  • mental health problems (including depression, autism/Asperger's syndrome and personality disorders);

  • low self-esteem;

  • attachment issues;

  • feelings of rejection;

  • abuse of drugs;

  • negative behaviours (shoplifting, stealing, "inappropriate sexual behaviour"); and

  • Embarrassment about the adoption.

 

Most adoptive parents in this category wished they had received psychological support earlier.

 

Some adoptive parents commented that it would have been useful to have known the medical history of the birth family in order to better respond to the needs of their children. Other comments on the health effects of the adoption on their son or daughter include:

 

He always wanted to be seen as the unwanted one and would get extremely angry and frustrated when we tried to reason with him … (1420, 2012)

 

The lack of more detailed information concerning the birth mother and father with respect to health and personality profiles and their family backgrounds has made it very difficult for us to respond to the many issues that are ongoing. (1770, 2012), and in addition distracted by wanting to know and meet biological family, the child appeared to not be able to apply himself to study/projects and persevere to the end. Poor decision-making, inconsistent, unsure of himself, low self-esteem also seemed to be a common theme amongst these children. (233, 2012)

 

It is therefore highly recommended that if you experience any behaviour of concern with your children, or would like to receive parenting skills or support yourself - please don't hesitate to contact Michelle Adoption is a legal process by which a person becomes, in law, a child of the adopting parents and ceases to be a child of the birth parents. All the legal consequences of parenthood are transferred from the birth parents to the adoptive parents. The adopted child obtains a new birth certificate showing the adopters as the parents, and acquires rights of support and rights of inheritance from the adopting parents. The adopting parents acquire rights to guardianship and custody of the child. Normally the child takes the adopters' surname. The birth parents cease to have any legal obligations towards the child and lose their rights to custody and guardianship. Inheritance rights between the child and birth rights also disappear (Australian Senate's report on the Commonwealth Contribution to Former Forced Adoption Policies and Practices (Senate Community Affairs Reference Committee, 2012; "the Senate Inquiry", p 5-6, para. 2.1).

 

Family Therapy or Counselling:

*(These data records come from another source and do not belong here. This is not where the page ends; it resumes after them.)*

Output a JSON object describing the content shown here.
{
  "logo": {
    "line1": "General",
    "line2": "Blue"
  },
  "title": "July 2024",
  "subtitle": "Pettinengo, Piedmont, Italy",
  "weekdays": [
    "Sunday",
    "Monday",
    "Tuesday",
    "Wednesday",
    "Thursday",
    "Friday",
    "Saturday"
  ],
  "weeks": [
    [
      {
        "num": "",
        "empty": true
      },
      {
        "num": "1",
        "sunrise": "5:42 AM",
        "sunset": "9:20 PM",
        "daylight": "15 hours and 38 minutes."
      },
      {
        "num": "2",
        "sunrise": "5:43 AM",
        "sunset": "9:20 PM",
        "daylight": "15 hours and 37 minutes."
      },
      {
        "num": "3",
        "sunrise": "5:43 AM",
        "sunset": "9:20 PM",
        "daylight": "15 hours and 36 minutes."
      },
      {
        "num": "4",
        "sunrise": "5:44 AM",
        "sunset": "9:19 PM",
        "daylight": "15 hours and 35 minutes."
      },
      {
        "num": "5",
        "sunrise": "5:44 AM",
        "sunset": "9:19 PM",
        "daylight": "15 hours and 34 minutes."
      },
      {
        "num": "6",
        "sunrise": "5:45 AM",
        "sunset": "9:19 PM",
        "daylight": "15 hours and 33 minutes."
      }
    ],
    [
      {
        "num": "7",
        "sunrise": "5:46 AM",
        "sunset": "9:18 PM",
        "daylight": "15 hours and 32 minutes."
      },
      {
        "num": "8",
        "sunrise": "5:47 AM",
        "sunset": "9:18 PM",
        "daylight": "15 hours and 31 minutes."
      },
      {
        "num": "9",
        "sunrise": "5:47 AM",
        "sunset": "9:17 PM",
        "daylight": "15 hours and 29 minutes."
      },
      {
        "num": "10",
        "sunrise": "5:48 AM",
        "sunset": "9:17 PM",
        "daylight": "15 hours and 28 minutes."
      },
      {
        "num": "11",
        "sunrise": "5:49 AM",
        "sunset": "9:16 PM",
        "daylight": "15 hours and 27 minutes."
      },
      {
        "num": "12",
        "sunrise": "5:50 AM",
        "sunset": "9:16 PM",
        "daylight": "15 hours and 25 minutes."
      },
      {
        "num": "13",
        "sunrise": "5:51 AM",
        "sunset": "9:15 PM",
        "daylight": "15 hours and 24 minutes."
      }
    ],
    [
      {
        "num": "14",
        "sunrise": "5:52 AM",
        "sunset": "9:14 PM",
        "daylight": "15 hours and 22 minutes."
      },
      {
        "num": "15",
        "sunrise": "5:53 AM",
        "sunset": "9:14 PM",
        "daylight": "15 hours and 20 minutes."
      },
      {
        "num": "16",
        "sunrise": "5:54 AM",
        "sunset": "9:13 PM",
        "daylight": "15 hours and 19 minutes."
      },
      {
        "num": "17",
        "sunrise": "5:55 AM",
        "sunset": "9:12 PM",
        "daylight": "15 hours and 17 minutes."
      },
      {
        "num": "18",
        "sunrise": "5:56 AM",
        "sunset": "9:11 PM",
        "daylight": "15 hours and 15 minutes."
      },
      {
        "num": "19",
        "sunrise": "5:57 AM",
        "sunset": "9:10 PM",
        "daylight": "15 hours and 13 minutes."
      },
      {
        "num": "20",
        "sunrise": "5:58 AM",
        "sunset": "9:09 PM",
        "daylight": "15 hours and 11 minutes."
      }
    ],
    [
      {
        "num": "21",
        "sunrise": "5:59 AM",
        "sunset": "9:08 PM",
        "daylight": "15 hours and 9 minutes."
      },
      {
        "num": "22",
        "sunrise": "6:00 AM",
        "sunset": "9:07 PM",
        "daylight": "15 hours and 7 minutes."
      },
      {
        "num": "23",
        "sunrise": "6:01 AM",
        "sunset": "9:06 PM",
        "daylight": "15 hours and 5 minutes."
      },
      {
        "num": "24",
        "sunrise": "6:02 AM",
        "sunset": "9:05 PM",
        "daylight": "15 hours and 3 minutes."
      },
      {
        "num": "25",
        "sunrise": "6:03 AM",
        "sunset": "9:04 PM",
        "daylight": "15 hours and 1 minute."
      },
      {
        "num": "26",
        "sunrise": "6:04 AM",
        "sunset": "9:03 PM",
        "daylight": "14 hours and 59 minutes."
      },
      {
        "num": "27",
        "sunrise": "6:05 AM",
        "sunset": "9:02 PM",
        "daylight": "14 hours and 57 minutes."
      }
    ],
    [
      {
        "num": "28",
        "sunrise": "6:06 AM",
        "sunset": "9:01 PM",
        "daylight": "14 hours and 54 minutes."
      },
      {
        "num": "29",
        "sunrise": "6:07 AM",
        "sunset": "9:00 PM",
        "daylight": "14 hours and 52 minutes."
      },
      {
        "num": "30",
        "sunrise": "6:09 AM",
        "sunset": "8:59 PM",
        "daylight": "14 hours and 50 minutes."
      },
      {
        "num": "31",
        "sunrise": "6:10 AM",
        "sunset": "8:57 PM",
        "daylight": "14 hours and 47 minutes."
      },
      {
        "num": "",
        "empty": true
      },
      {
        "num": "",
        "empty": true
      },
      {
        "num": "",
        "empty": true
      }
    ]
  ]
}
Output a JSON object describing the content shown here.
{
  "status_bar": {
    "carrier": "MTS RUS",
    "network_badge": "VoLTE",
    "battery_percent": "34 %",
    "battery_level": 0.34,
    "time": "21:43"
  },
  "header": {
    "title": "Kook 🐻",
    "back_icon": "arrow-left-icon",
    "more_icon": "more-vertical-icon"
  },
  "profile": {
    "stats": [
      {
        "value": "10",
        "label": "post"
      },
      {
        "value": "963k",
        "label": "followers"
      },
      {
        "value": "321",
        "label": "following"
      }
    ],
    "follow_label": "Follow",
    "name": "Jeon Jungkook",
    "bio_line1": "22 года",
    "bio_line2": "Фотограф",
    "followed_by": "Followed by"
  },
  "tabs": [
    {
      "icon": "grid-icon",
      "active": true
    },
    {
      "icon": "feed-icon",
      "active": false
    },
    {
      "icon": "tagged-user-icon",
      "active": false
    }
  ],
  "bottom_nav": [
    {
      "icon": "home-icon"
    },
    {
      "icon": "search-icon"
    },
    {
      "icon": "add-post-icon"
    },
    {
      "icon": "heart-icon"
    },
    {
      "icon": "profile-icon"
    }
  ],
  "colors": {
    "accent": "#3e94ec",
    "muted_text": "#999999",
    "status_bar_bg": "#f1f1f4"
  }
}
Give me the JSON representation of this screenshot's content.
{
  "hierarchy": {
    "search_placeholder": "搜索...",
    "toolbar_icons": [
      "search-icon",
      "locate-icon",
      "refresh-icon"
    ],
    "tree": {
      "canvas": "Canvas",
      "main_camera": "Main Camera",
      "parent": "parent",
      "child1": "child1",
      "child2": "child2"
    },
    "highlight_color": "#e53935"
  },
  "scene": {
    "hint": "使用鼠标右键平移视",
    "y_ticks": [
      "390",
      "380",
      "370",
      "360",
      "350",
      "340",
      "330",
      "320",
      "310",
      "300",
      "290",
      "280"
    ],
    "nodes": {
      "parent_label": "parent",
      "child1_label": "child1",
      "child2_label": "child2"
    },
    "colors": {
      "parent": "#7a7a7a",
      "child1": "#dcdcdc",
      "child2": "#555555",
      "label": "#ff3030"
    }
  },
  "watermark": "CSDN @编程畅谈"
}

Michelle Barratt is a Clinical Child and Adolescent Psychologist providing therapy or family counselling to adopted children for low self-esteem, social skills, mental health issues, negative behaviour and parenting skills or any other issues your child or adolescent might be experiencing. Please feel free to contact Michelle to make an appointment to work out whether your child or family might benefit from therapy.

 

 

Author: Michelle Barratt

           Clinical Psychologist